### ASSIGNMENT
I'd like the entries reproduced exactly, with all pictures omitted.

━━━━━ PROVIDED DATA ━━━━━

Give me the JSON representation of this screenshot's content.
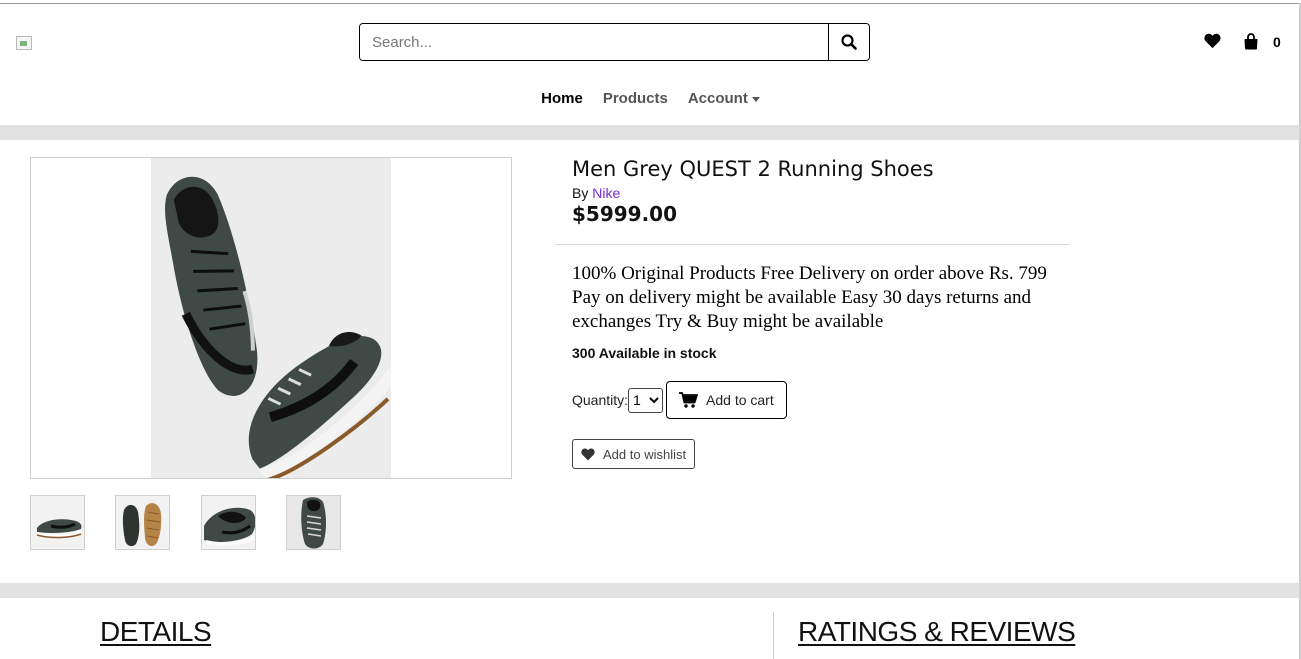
{
  "header": {
    "search": {
      "placeholder": "Search...",
      "value": ""
    },
    "cart_count": "0"
  },
  "nav": {
    "items": [
      {
        "label": "Home",
        "active": true
      },
      {
        "label": "Products",
        "active": false
      },
      {
        "label": "Account",
        "active": false
      }
    ]
  },
  "product": {
    "title": "Men Grey QUEST 2 Running Shoes",
    "by_label": "By",
    "brand": "Nike",
    "price": "$5999.00",
    "description": "100% Original Products Free Delivery on order above Rs. 799 Pay on delivery might be available Easy 30 days returns and exchanges Try & Buy might be available",
    "stock": "300 Available in stock",
    "quantity_label": "Quantity:",
    "quantity_value": "1",
    "add_to_cart_label": "Add to cart",
    "add_to_wishlist_label": "Add to wishlist"
  },
  "sections": {
    "details": "DETAILS",
    "reviews": "RATINGS & REVIEWS"
  },
  "colors": {
    "brand_link": "#7a2ad6",
    "band": "#e2e2e2",
    "shoe_upper": "#4a5450",
    "shoe_sole": "#8a5a2b"
  }
}
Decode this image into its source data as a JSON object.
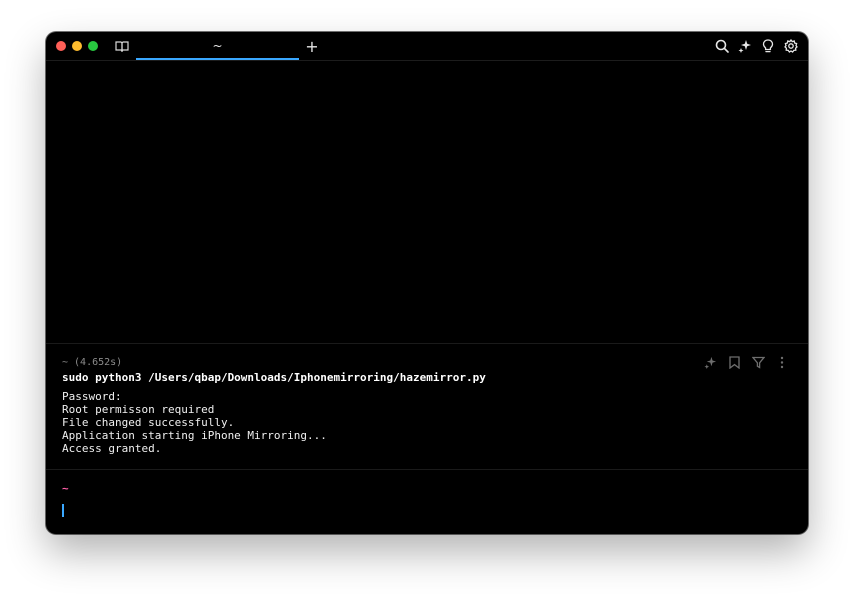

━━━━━

### RESULT OF THIS EXERCISE
Give me the JSON representation of this screenshot's content.
{
  "header": {
    "search": {
      "placeholder": "Search...",
      "value": ""
    },
    "cart_count": "0"
  },
  "nav": {
    "items": [
      {
        "label": "Home",
        "active": true
      },
      {
        "label": "Products",
        "active": false
      },
      {
        "label": "Account",
        "active": false
      }
    ]
  },
  "product": {
    "title": "Men Grey QUEST 2 Running Shoes",
    "by_label": "By",
    "brand": "Nike",
    "price": "$5999.00",
    "description": "100% Original Products Free Delivery on order above Rs. 799 Pay on delivery might be available Easy 30 days returns and exchanges Try & Buy might be available",
    "stock": "300 Available in stock",
    "quantity_label": "Quantity:",
    "quantity_value": "1",
    "add_to_cart_label": "Add to cart",
    "add_to_wishlist_label": "Add to wishlist"
  },
  "sections": {
    "details": "DETAILS",
    "reviews": "RATINGS & REVIEWS"
  },
  "colors": {
    "brand_link": "#7a2ad6",
    "band": "#e2e2e2",
    "shoe_upper": "#4a5450",
    "shoe_sole": "#8a5a2b"
  }
}
Decode this image into its source data as a JSON object.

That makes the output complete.